From first line to last, output the records below exactly.
---- PROVIDED ENTRIES
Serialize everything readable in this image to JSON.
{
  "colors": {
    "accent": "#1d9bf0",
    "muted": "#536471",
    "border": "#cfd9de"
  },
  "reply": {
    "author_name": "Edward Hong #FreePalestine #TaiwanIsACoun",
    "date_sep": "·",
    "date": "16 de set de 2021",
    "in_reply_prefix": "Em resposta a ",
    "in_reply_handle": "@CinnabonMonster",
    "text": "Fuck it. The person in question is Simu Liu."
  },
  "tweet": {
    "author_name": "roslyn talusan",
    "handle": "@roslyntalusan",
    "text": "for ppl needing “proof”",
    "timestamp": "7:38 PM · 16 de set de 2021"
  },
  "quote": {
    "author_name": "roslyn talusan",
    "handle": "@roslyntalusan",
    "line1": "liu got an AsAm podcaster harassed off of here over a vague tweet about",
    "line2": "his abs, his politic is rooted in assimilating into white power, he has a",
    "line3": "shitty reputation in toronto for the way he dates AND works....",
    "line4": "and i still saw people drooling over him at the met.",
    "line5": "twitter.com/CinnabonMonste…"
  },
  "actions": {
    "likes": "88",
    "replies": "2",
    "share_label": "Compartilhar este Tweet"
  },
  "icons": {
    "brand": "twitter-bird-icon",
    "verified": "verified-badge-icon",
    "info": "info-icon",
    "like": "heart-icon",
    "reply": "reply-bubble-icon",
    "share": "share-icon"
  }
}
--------
* _ANSWER TO THE PROBLEM_
Serialize everything readable in this image to JSON.
{
  "colors": {
    "accent": "#1d9bf0",
    "muted": "#536471",
    "border": "#cfd9de"
  },
  "reply": {
    "author_name": "Edward Hong #FreePalestine #TaiwanIsACoun",
    "date_sep": "·",
    "date": "16 de set de 2021",
    "in_reply_prefix": "Em resposta a ",
    "in_reply_handle": "@CinnabonMonster",
    "text": "Fuck it. The person in question is Simu Liu."
  },
  "tweet": {
    "author_name": "roslyn talusan",
    "handle": "@roslyntalusan",
    "text": "for ppl needing “proof”",
    "timestamp": "7:38 PM · 16 de set de 2021"
  },
  "quote": {
    "author_name": "roslyn talusan",
    "handle": "@roslyntalusan",
    "line1": "liu got an AsAm podcaster harassed off of here over a vague tweet about",
    "line2": "his abs, his politic is rooted in assimilating into white power, he has a",
    "line3": "shitty reputation in toronto for the way he dates AND works....",
    "line4": "and i still saw people drooling over him at the met.",
    "line5": "twitter.com/CinnabonMonste…"
  },
  "actions": {
    "likes": "88",
    "replies": "2",
    "share_label": "Compartilhar este Tweet"
  },
  "icons": {
    "brand": "twitter-bird-icon",
    "verified": "verified-badge-icon",
    "info": "info-icon",
    "like": "heart-icon",
    "reply": "reply-bubble-icon",
    "share": "share-icon"
  }
}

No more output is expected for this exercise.